#### EXERCISE INSTRUCTIONS:
Write out the whole listing exactly as it stands.
=== DATASET RECORDS ===
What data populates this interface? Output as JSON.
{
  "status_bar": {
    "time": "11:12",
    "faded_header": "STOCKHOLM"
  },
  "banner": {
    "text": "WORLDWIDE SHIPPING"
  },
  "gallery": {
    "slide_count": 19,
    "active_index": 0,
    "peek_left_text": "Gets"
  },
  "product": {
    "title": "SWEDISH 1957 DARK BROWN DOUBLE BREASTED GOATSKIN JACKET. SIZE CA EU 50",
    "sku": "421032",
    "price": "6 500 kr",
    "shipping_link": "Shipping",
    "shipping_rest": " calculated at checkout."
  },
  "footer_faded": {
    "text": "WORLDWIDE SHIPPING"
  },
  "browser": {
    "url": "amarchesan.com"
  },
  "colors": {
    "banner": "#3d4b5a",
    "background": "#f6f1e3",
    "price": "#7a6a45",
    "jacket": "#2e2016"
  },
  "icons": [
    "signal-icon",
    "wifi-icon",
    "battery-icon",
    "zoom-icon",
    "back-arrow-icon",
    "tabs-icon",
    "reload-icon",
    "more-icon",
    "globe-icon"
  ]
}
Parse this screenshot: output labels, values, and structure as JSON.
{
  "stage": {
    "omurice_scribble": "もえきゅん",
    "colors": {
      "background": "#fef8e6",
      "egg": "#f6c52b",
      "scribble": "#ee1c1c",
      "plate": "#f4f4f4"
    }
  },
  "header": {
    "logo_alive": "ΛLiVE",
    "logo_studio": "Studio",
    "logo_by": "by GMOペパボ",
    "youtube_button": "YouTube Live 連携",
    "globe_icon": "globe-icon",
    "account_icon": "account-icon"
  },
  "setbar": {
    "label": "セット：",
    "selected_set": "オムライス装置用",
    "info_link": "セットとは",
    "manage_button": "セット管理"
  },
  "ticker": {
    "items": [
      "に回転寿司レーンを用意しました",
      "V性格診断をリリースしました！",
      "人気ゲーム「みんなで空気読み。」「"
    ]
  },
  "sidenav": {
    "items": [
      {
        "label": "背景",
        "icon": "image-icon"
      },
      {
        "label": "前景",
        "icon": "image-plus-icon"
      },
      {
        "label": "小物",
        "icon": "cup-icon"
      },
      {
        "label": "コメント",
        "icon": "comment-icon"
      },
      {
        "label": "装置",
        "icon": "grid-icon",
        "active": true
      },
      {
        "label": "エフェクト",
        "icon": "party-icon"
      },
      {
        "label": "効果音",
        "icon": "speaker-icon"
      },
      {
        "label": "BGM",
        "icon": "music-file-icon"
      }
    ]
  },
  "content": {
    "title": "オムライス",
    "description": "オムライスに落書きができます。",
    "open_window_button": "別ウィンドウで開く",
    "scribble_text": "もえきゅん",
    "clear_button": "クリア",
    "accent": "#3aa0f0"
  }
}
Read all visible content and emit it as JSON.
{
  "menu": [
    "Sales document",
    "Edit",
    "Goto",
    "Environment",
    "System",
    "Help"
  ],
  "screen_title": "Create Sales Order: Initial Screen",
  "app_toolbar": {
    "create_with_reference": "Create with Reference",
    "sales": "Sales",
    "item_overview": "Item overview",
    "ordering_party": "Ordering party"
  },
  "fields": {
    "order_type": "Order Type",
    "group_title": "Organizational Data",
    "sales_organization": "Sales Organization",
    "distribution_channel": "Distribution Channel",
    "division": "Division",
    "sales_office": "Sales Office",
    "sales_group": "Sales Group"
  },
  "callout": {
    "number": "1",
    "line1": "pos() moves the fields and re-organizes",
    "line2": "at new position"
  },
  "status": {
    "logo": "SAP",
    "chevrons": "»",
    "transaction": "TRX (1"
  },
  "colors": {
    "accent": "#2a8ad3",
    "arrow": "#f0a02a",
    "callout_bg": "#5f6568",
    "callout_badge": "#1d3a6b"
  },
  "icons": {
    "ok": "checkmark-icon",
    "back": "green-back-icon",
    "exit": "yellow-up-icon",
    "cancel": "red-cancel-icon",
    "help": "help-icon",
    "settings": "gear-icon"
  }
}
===
#### SOLUTION:
What data populates this interface? Output as JSON.
{
  "status_bar": {
    "time": "11:12",
    "faded_header": "STOCKHOLM"
  },
  "banner": {
    "text": "WORLDWIDE SHIPPING"
  },
  "gallery": {
    "slide_count": 19,
    "active_index": 0,
    "peek_left_text": "Gets"
  },
  "product": {
    "title": "SWEDISH 1957 DARK BROWN DOUBLE BREASTED GOATSKIN JACKET. SIZE CA EU 50",
    "sku": "421032",
    "price": "6 500 kr",
    "shipping_link": "Shipping",
    "shipping_rest": " calculated at checkout."
  },
  "footer_faded": {
    "text": "WORLDWIDE SHIPPING"
  },
  "browser": {
    "url": "amarchesan.com"
  },
  "colors": {
    "banner": "#3d4b5a",
    "background": "#f6f1e3",
    "price": "#7a6a45",
    "jacket": "#2e2016"
  },
  "icons": [
    "signal-icon",
    "wifi-icon",
    "battery-icon",
    "zoom-icon",
    "back-arrow-icon",
    "tabs-icon",
    "reload-icon",
    "more-icon",
    "globe-icon"
  ]
}
Parse this screenshot: output labels, values, and structure as JSON.
{
  "stage": {
    "omurice_scribble": "もえきゅん",
    "colors": {
      "background": "#fef8e6",
      "egg": "#f6c52b",
      "scribble": "#ee1c1c",
      "plate": "#f4f4f4"
    }
  },
  "header": {
    "logo_alive": "ΛLiVE",
    "logo_studio": "Studio",
    "logo_by": "by GMOペパボ",
    "youtube_button": "YouTube Live 連携",
    "globe_icon": "globe-icon",
    "account_icon": "account-icon"
  },
  "setbar": {
    "label": "セット：",
    "selected_set": "オムライス装置用",
    "info_link": "セットとは",
    "manage_button": "セット管理"
  },
  "ticker": {
    "items": [
      "に回転寿司レーンを用意しました",
      "V性格診断をリリースしました！",
      "人気ゲーム「みんなで空気読み。」「"
    ]
  },
  "sidenav": {
    "items": [
      {
        "label": "背景",
        "icon": "image-icon"
      },
      {
        "label": "前景",
        "icon": "image-plus-icon"
      },
      {
        "label": "小物",
        "icon": "cup-icon"
      },
      {
        "label": "コメント",
        "icon": "comment-icon"
      },
      {
        "label": "装置",
        "icon": "grid-icon",
        "active": true
      },
      {
        "label": "エフェクト",
        "icon": "party-icon"
      },
      {
        "label": "効果音",
        "icon": "speaker-icon"
      },
      {
        "label": "BGM",
        "icon": "music-file-icon"
      }
    ]
  },
  "content": {
    "title": "オムライス",
    "description": "オムライスに落書きができます。",
    "open_window_button": "別ウィンドウで開く",
    "scribble_text": "もえきゅん",
    "clear_button": "クリア",
    "accent": "#3aa0f0"
  }
}
Read all visible content and emit it as JSON.
{
  "menu": [
    "Sales document",
    "Edit",
    "Goto",
    "Environment",
    "System",
    "Help"
  ],
  "screen_title": "Create Sales Order: Initial Screen",
  "app_toolbar": {
    "create_with_reference": "Create with Reference",
    "sales": "Sales",
    "item_overview": "Item overview",
    "ordering_party": "Ordering party"
  },
  "fields": {
    "order_type": "Order Type",
    "group_title": "Organizational Data",
    "sales_organization": "Sales Organization",
    "distribution_channel": "Distribution Channel",
    "division": "Division",
    "sales_office": "Sales Office",
    "sales_group": "Sales Group"
  },
  "callout": {
    "number": "1",
    "line1": "pos() moves the fields and re-organizes",
    "line2": "at new position"
  },
  "status": {
    "logo": "SAP",
    "chevrons": "»",
    "transaction": "TRX (1"
  },
  "colors": {
    "accent": "#2a8ad3",
    "arrow": "#f0a02a",
    "callout_bg": "#5f6568",
    "callout_badge": "#1d3a6b"
  },
  "icons": {
    "ok": "checkmark-icon",
    "back": "green-back-icon",
    "exit": "yellow-up-icon",
    "cancel": "red-cancel-icon",
    "help": "help-icon",
    "settings": "gear-icon"
  }
}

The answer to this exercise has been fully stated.